PROVIDENCE, R.I. [Brown University] Take your time. Hold your horses. Sleep on it.
When people must decide between arguably equal choices, they need time to deliberate. In the case of people undergoing deep brain stimulation (DBS) for Parkinson's disease, that process sometimes doesn't kick in, leading to impulsive behavior. New research into why that happens has led scientists to a detailed explanation of how the brain devotes time to reflect on tough choices.
Michael Frank, professor of cognitive, linguistic, and psychological sciences at Brown University, studied the impulsive behavior of Parkinson's patients when he was at the University of Arizona several years ago. His goal was to model the brain's decision-making mechanics. He had begun working with Parkinson's patients because DBS, a treatment that suppresses their tremor symptoms, delivers pulses of electrical current to the subthalamic nucleus (STN), a part of the brain that Frank hypothesized had an important role in decisions. Could the STN be what slams the brakes on impulses, giving the medial prefrontal cortex (mPFC) time to think?

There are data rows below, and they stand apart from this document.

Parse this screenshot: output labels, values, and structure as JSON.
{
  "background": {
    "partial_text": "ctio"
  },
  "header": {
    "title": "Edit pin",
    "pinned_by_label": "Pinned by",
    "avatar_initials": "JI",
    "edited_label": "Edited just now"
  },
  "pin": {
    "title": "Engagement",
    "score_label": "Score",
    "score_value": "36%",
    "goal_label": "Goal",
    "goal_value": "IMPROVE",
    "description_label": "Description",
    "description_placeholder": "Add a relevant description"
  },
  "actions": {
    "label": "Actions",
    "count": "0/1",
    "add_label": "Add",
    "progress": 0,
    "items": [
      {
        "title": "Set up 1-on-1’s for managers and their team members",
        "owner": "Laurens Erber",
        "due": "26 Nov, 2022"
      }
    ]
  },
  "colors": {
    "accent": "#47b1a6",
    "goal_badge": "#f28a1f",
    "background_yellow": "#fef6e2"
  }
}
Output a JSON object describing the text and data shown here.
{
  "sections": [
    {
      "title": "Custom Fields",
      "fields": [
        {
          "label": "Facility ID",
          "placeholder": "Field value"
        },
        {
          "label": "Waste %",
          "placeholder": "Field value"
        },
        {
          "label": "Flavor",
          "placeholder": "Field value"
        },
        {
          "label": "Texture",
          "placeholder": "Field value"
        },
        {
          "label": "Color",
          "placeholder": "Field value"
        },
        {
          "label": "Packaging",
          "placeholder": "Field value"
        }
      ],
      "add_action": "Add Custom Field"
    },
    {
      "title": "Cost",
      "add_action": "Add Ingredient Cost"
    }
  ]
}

"We didn't have any direct evidence of that," said Frank, who is affiliated with the Brown Institute for Brain Science. "To test that theory for how areas of the brain interact to prevent you from making impulsive decisions and how that could be changed by DBS, you have to do experiments where you record brain activity in both parts of the network that we think are involved. Then you also have to manipulate the system to see how the relationship between recorded activity in one area and decision making changes as a function of stimulating the other area."
Frank and his team at Brown and Arizona did exactly that. They describe their findings in a study published online in the journal Nature Neuroscience.
The researchers' measurements from two experiments and analysis with a computer model support the theory that when
|Contact: David Orenstein|